SUPPLIED INFORMATION >>
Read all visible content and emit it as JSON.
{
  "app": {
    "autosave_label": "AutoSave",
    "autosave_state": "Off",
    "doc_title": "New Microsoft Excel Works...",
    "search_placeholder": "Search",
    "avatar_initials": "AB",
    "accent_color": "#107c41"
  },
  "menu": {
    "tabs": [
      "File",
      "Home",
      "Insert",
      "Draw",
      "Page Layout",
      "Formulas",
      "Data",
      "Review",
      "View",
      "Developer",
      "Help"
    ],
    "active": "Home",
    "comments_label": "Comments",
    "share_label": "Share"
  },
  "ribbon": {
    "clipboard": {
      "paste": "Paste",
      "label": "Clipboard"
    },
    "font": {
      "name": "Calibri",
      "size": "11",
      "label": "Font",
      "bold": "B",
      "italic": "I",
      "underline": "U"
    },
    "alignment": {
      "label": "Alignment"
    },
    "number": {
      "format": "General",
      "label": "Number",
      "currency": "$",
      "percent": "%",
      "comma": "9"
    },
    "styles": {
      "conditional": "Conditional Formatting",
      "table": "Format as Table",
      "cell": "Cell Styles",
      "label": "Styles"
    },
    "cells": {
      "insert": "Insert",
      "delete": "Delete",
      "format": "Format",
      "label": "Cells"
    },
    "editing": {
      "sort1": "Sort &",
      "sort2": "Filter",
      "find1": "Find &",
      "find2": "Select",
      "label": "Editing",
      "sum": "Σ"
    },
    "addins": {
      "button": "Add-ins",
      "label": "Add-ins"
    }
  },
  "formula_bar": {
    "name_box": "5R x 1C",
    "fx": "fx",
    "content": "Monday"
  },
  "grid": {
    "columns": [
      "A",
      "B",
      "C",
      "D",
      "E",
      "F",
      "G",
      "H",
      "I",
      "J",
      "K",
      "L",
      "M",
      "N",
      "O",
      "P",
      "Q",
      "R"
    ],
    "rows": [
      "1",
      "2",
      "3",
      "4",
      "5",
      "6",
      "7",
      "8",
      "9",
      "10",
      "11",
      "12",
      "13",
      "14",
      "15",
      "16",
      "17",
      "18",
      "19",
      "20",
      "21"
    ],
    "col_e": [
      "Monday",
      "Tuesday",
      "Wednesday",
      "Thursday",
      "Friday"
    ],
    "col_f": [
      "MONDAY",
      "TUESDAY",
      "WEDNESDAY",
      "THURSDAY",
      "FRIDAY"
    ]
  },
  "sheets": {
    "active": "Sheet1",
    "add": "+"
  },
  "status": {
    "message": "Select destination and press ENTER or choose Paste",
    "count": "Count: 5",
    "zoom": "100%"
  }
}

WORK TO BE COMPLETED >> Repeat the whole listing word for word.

REPLY TO THE EXERCISE >>
Read all visible content and emit it as JSON.
{
  "app": {
    "autosave_label": "AutoSave",
    "autosave_state": "Off",
    "doc_title": "New Microsoft Excel Works...",
    "search_placeholder": "Search",
    "avatar_initials": "AB",
    "accent_color": "#107c41"
  },
  "menu": {
    "tabs": [
      "File",
      "Home",
      "Insert",
      "Draw",
      "Page Layout",
      "Formulas",
      "Data",
      "Review",
      "View",
      "Developer",
      "Help"
    ],
    "active": "Home",
    "comments_label": "Comments",
    "share_label": "Share"
  },
  "ribbon": {
    "clipboard": {
      "paste": "Paste",
      "label": "Clipboard"
    },
    "font": {
      "name": "Calibri",
      "size": "11",
      "label": "Font",
      "bold": "B",
      "italic": "I",
      "underline": "U"
    },
    "alignment": {
      "label": "Alignment"
    },
    "number": {
      "format": "General",
      "label": "Number",
      "currency": "$",
      "percent": "%",
      "comma": "9"
    },
    "styles": {
      "conditional": "Conditional Formatting",
      "table": "Format as Table",
      "cell": "Cell Styles",
      "label": "Styles"
    },
    "cells": {
      "insert": "Insert",
      "delete": "Delete",
      "format": "Format",
      "label": "Cells"
    },
    "editing": {
      "sort1": "Sort &",
      "sort2": "Filter",
      "find1": "Find &",
      "find2": "Select",
      "label": "Editing",
      "sum": "Σ"
    },
    "addins": {
      "button": "Add-ins",
      "label": "Add-ins"
    }
  },
  "formula_bar": {
    "name_box": "5R x 1C",
    "fx": "fx",
    "content": "Monday"
  },
  "grid": {
    "columns": [
      "A",
      "B",
      "C",
      "D",
      "E",
      "F",
      "G",
      "H",
      "I",
      "J",
      "K",
      "L",
      "M",
      "N",
      "O",
      "P",
      "Q",
      "R"
    ],
    "rows": [
      "1",
      "2",
      "3",
      "4",
      "5",
      "6",
      "7",
      "8",
      "9",
      "10",
      "11",
      "12",
      "13",
      "14",
      "15",
      "16",
      "17",
      "18",
      "19",
      "20",
      "21"
    ],
    "col_e": [
      "Monday",
      "Tuesday",
      "Wednesday",
      "Thursday",
      "Friday"
    ],
    "col_f": [
      "MONDAY",
      "TUESDAY",
      "WEDNESDAY",
      "THURSDAY",
      "FRIDAY"
    ]
  },
  "sheets": {
    "active": "Sheet1",
    "add": "+"
  },
  "status": {
    "message": "Select destination and press ENTER or choose Paste",
    "count": "Count: 5",
    "zoom": "100%"
  }
}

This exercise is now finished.